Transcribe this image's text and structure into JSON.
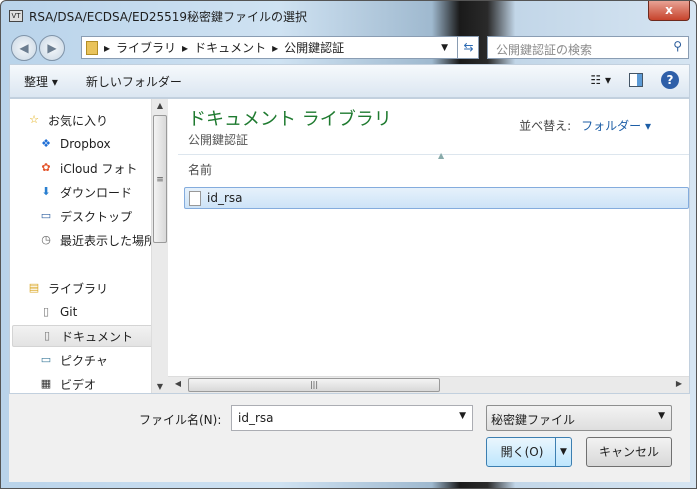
{
  "window": {
    "title": "RSA/DSA/ECDSA/ED25519秘密鍵ファイルの選択",
    "app_icon": "VT",
    "close_label": "x"
  },
  "address": {
    "crumbs": [
      "ライブラリ",
      "ドキュメント",
      "公開鍵認証"
    ],
    "search_placeholder": "公開鍵認証の検索"
  },
  "toolbar": {
    "organize": "整理 ▾",
    "new_folder": "新しいフォルダー",
    "view": "☷ ▾",
    "help": "?"
  },
  "sidebar": {
    "items": [
      {
        "label": "お気に入り",
        "icon": "☆"
      },
      {
        "label": "Dropbox",
        "icon": "❖"
      },
      {
        "label": "iCloud フォト",
        "icon": "✿"
      },
      {
        "label": "ダウンロード",
        "icon": "⬇"
      },
      {
        "label": "デスクトップ",
        "icon": "▭"
      },
      {
        "label": "最近表示した場所",
        "icon": "◷"
      },
      {
        "label": "ライブラリ",
        "icon": "▤"
      },
      {
        "label": "Git",
        "icon": "▯"
      },
      {
        "label": "ドキュメント",
        "icon": "▯"
      },
      {
        "label": "ピクチャ",
        "icon": "▭"
      },
      {
        "label": "ビデオ",
        "icon": "▦"
      }
    ],
    "selected": "ドキュメント"
  },
  "main": {
    "library_title": "ドキュメント ライブラリ",
    "library_subtitle": "公開鍵認証",
    "sort_label": "並べ替え:",
    "sort_value": "フォルダー ▾",
    "column_name": "名前",
    "files": [
      "id_rsa"
    ]
  },
  "footer": {
    "filename_label": "ファイル名(N):",
    "filename_value": "id_rsa",
    "filetype": "秘密鍵ファイル",
    "open": "開く(O)",
    "cancel": "キャンセル"
  }
}
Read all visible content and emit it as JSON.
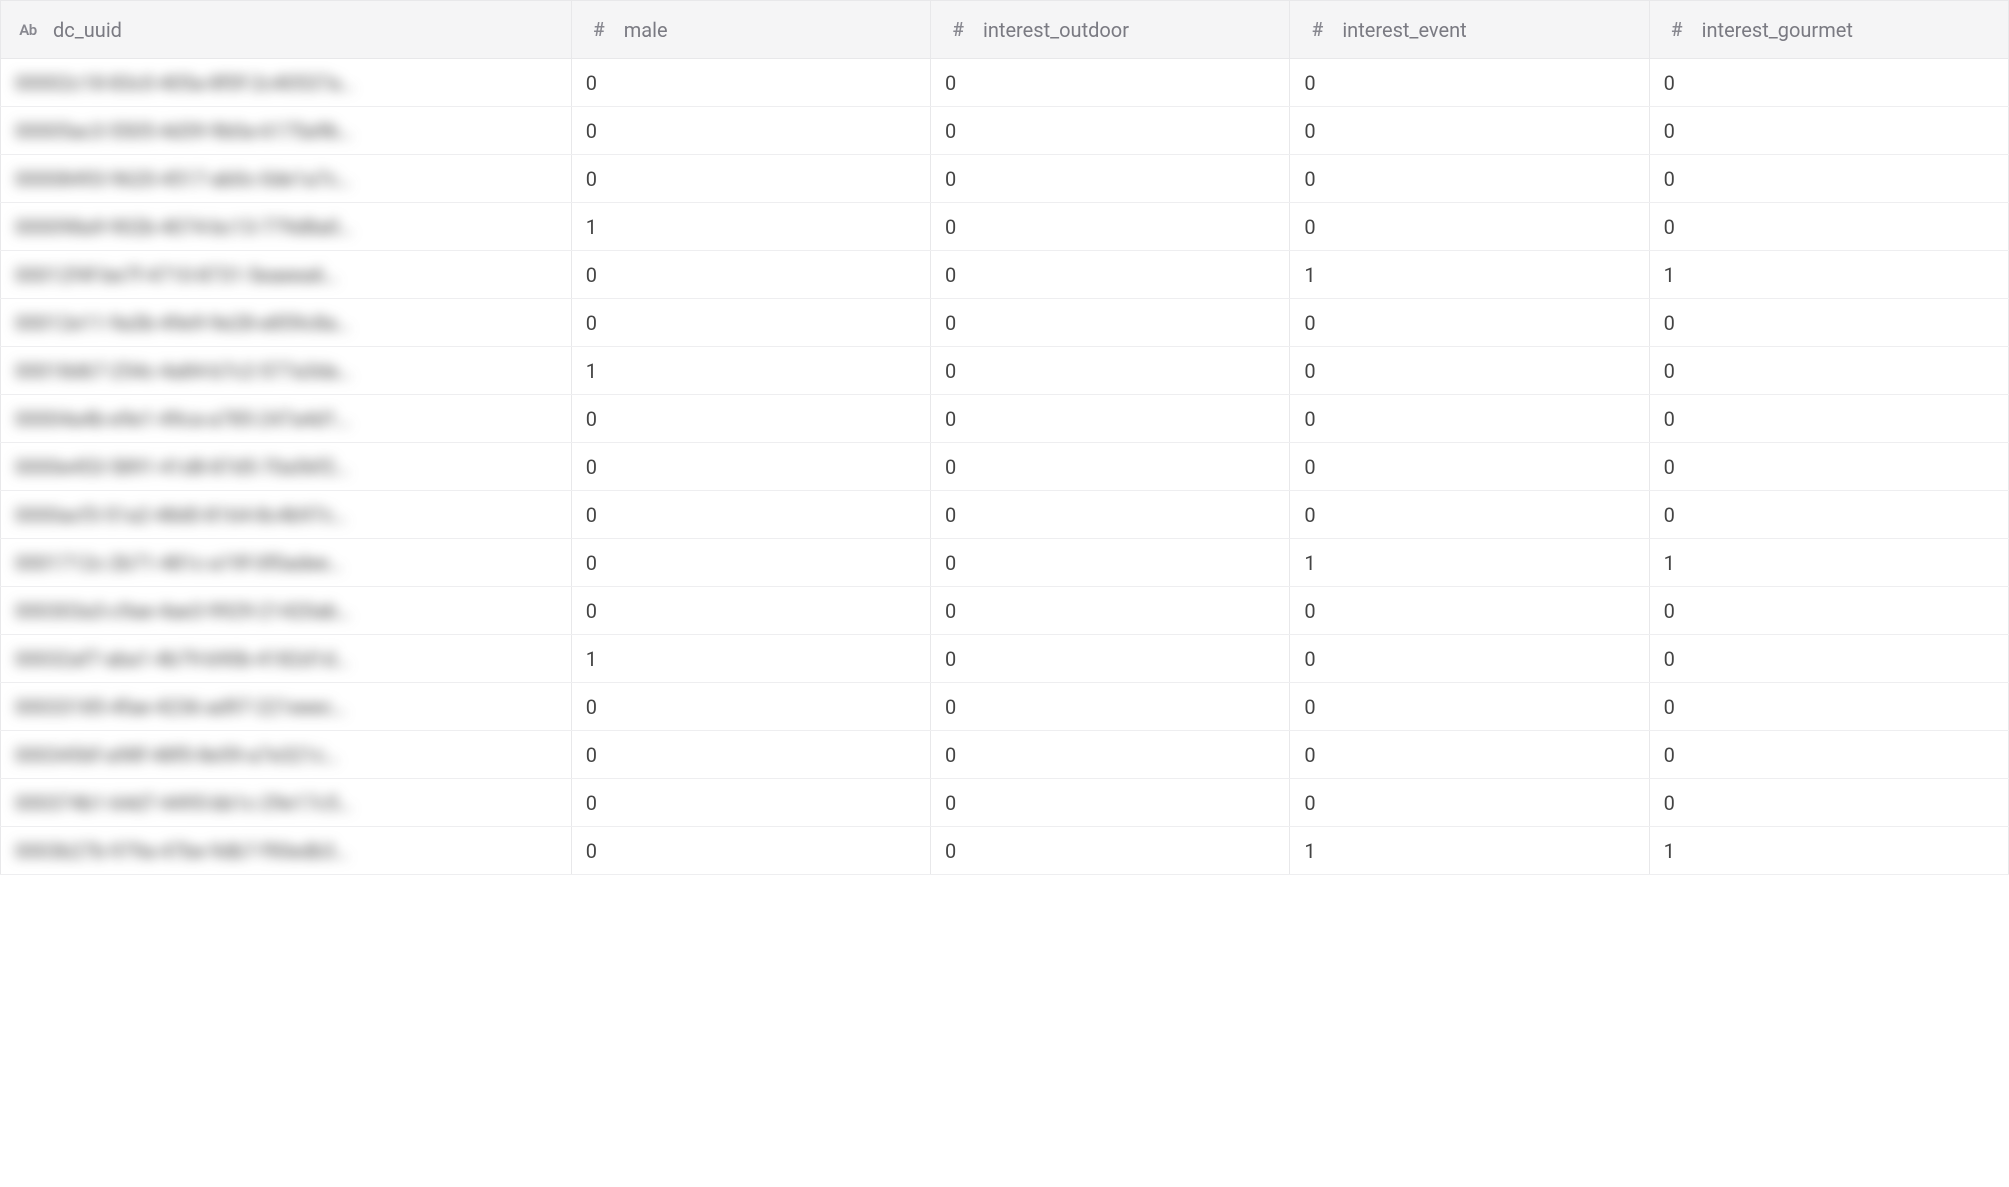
{
  "columns": [
    {
      "type_label": "Ab",
      "label": "dc_uuid",
      "type": "text"
    },
    {
      "type_label": "#",
      "label": "male",
      "type": "number"
    },
    {
      "type_label": "#",
      "label": "interest_outdoor",
      "type": "number"
    },
    {
      "type_label": "#",
      "label": "interest_event",
      "type": "number"
    },
    {
      "type_label": "#",
      "label": "interest_gourmet",
      "type": "number"
    }
  ],
  "rows": [
    {
      "dc_uuid": "00002c18-83c0-405a-8f0f-2c40537a…",
      "male": "0",
      "interest_outdoor": "0",
      "interest_event": "0",
      "interest_gourmet": "0"
    },
    {
      "dc_uuid": "00005ac3-5505-4d39-9b0a-6175a9b…",
      "male": "0",
      "interest_outdoor": "0",
      "interest_event": "0",
      "interest_gourmet": "0"
    },
    {
      "dc_uuid": "00008493-9620-4517-ab0c-0de1a7c…",
      "male": "0",
      "interest_outdoor": "0",
      "interest_event": "0",
      "interest_gourmet": "0"
    },
    {
      "dc_uuid": "000098a9-902b-4074-bc13-779d8a0…",
      "male": "1",
      "interest_outdoor": "0",
      "interest_event": "0",
      "interest_gourmet": "0"
    },
    {
      "dc_uuid": "00012f4f-be7f-4710-8731-5eaeea6…",
      "male": "0",
      "interest_outdoor": "0",
      "interest_event": "1",
      "interest_gourmet": "1"
    },
    {
      "dc_uuid": "00012e11-9a3b-49e9-9e28-e859c8a…",
      "male": "0",
      "interest_outdoor": "0",
      "interest_event": "0",
      "interest_gourmet": "0"
    },
    {
      "dc_uuid": "00018d67-254c-4a84-b7c2-577a3da…",
      "male": "1",
      "interest_outdoor": "0",
      "interest_event": "0",
      "interest_gourmet": "0"
    },
    {
      "dc_uuid": "00004a4b-e9e1-49ca-a785-247a4d1…",
      "male": "0",
      "interest_outdoor": "0",
      "interest_event": "0",
      "interest_gourmet": "0"
    },
    {
      "dc_uuid": "0000e453-5891-41d8-87d5-70a56f2…",
      "male": "0",
      "interest_outdoor": "0",
      "interest_event": "0",
      "interest_gourmet": "0"
    },
    {
      "dc_uuid": "0000acf3-51a2-48d0-8164-8c4b97c…",
      "male": "0",
      "interest_outdoor": "0",
      "interest_event": "0",
      "interest_gourmet": "0"
    },
    {
      "dc_uuid": "0001712c-2b71-481c-a19f-0f0adee…",
      "male": "0",
      "interest_outdoor": "0",
      "interest_event": "1",
      "interest_gourmet": "1"
    },
    {
      "dc_uuid": "000303a3-c9ae-4ae3-9929-21420ab…",
      "male": "0",
      "interest_outdoor": "0",
      "interest_event": "0",
      "interest_gourmet": "0"
    },
    {
      "dc_uuid": "00032af7-aba1-4b79-b90b-4182d1d…",
      "male": "1",
      "interest_outdoor": "0",
      "interest_event": "0",
      "interest_gourmet": "0"
    },
    {
      "dc_uuid": "00033185-4fae-4236-ad97-221eeec…",
      "male": "0",
      "interest_outdoor": "0",
      "interest_event": "0",
      "interest_gourmet": "0"
    },
    {
      "dc_uuid": "0003456f-a98f-48f0-8e59-a7e321c…",
      "male": "0",
      "interest_outdoor": "0",
      "interest_event": "0",
      "interest_gourmet": "0"
    },
    {
      "dc_uuid": "000374b1-64d7-4495-bb1c-29e17c5…",
      "male": "0",
      "interest_outdoor": "0",
      "interest_event": "0",
      "interest_gourmet": "0"
    },
    {
      "dc_uuid": "0003b27b-979a-47be-9db7-f90edb3…",
      "male": "0",
      "interest_outdoor": "0",
      "interest_event": "1",
      "interest_gourmet": "1"
    }
  ]
}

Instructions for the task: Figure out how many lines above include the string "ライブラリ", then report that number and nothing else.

Result: 3